[Entries from a dataset of interfaces]
= Beginning of Section =

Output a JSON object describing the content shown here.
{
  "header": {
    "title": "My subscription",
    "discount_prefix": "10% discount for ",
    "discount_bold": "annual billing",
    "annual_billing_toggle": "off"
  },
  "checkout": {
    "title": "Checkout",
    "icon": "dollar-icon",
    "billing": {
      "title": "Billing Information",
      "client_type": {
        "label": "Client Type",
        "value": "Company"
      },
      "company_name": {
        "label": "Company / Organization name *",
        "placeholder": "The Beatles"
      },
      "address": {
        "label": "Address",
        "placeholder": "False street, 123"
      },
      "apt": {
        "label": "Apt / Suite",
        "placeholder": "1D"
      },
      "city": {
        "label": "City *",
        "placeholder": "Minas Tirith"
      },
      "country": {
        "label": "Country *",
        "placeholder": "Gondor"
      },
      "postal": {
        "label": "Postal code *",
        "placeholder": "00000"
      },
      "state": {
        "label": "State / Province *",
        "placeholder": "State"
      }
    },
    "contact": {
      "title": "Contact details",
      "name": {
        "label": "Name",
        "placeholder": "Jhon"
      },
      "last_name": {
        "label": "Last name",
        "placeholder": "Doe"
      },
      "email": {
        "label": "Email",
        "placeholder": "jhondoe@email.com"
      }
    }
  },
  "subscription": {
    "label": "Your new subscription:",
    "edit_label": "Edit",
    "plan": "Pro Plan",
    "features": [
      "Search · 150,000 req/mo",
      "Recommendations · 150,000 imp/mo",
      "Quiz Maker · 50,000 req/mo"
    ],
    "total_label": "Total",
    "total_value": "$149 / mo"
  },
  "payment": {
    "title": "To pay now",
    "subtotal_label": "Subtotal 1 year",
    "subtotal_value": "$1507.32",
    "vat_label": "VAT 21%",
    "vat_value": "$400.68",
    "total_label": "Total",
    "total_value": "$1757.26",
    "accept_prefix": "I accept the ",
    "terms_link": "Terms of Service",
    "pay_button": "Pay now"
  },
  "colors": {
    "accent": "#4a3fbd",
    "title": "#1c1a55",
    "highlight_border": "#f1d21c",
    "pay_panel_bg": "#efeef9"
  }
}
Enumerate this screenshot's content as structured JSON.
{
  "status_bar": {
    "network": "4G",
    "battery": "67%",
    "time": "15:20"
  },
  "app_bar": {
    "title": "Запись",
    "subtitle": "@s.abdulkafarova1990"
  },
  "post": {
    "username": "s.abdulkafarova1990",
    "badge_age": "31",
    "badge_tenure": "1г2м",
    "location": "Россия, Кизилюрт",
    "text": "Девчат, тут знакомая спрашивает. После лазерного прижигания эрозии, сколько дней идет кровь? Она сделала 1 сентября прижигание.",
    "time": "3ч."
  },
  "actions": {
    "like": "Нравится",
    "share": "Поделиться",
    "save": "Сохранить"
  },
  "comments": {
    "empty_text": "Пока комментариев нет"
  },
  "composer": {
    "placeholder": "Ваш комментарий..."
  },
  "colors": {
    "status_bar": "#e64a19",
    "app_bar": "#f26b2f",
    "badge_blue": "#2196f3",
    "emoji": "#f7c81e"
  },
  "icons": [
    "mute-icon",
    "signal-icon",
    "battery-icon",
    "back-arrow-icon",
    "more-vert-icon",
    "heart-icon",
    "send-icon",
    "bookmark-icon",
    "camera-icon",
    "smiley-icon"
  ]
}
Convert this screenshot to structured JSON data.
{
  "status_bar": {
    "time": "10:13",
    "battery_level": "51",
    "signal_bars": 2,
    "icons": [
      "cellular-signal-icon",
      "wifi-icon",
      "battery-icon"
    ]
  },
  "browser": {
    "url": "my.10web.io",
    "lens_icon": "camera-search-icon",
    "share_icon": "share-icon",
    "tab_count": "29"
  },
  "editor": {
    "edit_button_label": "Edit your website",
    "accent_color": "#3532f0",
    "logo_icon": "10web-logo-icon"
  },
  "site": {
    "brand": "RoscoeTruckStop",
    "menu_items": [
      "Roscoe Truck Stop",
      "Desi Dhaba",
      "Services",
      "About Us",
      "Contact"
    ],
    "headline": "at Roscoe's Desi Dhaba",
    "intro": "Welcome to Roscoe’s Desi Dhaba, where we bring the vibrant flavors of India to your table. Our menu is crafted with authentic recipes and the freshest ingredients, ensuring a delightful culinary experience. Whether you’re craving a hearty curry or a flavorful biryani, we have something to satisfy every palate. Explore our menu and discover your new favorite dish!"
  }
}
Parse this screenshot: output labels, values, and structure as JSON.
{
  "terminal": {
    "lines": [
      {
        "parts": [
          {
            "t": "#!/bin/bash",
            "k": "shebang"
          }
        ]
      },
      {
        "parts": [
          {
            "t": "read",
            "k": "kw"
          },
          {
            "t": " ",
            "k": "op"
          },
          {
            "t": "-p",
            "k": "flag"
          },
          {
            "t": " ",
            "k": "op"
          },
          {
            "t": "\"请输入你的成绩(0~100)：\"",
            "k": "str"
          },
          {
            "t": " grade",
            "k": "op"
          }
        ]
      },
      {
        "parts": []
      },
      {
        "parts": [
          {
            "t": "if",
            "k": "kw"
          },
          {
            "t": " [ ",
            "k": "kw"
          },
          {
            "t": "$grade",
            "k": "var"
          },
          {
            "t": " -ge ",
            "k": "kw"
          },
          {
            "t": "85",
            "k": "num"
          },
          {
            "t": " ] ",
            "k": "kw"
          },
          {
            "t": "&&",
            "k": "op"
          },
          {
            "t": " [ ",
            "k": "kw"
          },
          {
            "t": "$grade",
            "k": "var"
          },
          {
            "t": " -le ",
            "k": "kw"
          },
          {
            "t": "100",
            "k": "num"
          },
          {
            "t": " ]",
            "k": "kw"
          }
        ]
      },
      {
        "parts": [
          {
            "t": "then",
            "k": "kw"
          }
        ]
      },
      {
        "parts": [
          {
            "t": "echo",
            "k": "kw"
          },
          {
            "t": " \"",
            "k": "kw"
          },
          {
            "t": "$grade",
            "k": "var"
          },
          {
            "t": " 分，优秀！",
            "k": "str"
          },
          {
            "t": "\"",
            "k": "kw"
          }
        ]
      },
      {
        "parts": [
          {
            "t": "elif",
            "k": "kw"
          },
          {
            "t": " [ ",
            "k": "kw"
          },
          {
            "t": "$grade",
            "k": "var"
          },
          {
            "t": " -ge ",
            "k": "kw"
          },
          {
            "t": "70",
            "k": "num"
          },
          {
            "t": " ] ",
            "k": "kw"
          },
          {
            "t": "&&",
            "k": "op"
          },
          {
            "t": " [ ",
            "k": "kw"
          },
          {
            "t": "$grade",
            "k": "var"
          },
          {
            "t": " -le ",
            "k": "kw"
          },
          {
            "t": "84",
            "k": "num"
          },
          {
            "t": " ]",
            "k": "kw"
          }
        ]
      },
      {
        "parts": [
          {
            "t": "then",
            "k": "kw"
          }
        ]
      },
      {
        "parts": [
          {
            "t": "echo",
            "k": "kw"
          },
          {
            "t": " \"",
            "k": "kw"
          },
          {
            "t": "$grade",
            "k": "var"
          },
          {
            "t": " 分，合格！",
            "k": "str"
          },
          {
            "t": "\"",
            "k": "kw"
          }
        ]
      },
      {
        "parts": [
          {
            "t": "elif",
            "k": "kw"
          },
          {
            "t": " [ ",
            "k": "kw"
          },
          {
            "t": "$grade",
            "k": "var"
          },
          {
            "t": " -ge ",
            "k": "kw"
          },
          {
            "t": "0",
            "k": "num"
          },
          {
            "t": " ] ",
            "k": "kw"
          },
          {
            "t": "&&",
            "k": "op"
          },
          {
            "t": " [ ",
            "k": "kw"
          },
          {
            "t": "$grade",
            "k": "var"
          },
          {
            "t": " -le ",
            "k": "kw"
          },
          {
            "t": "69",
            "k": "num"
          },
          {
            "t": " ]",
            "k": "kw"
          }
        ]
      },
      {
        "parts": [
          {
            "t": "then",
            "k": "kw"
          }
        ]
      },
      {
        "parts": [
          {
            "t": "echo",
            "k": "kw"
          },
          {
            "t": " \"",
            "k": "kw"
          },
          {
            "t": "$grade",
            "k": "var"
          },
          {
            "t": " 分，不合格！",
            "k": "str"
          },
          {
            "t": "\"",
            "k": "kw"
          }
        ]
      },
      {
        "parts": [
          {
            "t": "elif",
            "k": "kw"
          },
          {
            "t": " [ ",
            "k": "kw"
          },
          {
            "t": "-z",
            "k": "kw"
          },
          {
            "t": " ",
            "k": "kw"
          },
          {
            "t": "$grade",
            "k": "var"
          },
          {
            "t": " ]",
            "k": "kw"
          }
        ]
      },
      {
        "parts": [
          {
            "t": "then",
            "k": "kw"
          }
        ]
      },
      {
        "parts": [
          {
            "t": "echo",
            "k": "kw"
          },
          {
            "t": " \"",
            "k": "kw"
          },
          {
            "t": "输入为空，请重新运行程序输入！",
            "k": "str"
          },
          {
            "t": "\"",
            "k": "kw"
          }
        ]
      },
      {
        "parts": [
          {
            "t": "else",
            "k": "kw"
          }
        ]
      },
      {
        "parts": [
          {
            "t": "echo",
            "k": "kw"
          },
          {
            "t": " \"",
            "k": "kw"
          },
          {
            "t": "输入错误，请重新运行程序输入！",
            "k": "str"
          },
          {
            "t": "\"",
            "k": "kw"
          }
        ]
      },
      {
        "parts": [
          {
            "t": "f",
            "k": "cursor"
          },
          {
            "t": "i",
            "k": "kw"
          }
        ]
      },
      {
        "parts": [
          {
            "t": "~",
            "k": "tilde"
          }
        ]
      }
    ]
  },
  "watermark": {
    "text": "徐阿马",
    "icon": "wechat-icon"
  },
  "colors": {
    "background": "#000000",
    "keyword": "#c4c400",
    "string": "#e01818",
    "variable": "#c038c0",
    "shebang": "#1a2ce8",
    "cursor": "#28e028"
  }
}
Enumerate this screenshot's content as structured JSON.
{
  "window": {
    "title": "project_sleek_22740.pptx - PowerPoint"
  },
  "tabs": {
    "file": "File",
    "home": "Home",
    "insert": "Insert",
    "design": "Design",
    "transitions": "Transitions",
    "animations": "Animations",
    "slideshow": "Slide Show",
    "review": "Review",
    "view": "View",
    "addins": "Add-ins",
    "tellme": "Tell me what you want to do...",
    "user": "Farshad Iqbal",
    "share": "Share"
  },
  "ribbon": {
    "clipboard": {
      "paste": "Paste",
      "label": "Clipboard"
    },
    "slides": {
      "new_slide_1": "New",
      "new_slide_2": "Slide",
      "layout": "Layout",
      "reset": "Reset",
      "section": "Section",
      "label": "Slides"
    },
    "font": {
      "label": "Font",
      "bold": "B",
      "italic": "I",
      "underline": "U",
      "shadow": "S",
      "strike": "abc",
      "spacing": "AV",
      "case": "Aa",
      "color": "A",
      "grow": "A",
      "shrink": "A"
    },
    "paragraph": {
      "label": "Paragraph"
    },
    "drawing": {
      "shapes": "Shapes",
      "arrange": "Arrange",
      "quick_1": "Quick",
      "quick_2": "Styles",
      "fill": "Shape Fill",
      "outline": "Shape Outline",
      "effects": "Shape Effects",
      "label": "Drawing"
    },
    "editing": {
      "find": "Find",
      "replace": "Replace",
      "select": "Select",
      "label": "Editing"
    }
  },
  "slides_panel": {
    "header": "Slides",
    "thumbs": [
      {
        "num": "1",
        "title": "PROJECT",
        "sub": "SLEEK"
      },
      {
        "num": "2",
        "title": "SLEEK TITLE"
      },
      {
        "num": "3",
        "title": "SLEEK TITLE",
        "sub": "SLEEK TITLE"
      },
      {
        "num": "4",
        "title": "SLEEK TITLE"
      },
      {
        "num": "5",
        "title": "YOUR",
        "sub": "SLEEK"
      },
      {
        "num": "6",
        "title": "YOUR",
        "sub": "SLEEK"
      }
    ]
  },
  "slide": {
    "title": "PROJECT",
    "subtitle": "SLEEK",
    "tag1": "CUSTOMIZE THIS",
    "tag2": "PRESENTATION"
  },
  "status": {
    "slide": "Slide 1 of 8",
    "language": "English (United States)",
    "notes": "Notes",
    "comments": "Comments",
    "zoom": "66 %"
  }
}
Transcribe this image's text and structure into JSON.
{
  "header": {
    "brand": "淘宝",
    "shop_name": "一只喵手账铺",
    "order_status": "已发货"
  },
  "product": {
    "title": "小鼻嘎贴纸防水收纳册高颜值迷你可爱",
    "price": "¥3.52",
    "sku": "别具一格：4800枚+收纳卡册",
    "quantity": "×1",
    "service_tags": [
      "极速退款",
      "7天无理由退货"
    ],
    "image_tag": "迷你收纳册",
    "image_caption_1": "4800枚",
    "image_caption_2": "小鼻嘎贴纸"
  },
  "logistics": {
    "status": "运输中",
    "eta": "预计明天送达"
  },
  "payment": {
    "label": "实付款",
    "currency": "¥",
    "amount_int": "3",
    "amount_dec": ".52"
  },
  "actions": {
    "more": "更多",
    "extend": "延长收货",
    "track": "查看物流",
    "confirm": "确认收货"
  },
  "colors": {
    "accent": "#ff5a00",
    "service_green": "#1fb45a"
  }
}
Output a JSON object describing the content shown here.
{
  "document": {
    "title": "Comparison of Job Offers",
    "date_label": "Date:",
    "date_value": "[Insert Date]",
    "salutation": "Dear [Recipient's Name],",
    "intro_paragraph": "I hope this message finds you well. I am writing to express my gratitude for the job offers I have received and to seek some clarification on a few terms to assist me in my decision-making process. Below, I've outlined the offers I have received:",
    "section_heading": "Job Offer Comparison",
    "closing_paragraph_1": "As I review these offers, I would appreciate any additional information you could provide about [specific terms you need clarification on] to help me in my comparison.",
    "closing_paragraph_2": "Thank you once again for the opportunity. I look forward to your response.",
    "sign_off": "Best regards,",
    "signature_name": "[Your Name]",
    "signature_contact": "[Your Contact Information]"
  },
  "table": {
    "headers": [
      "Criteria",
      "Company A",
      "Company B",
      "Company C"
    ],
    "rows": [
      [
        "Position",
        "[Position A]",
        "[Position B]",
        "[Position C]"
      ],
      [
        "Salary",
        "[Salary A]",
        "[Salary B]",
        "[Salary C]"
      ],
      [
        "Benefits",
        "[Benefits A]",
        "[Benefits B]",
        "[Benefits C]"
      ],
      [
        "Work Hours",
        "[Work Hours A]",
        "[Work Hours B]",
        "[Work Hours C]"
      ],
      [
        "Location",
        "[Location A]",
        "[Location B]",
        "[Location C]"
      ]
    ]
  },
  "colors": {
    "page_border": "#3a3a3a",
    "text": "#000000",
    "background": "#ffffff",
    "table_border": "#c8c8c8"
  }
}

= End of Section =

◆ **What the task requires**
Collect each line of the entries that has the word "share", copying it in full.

◆ **Response**
    "share": "Поделиться",
    "share_icon": "share-icon",
    "share": "Share"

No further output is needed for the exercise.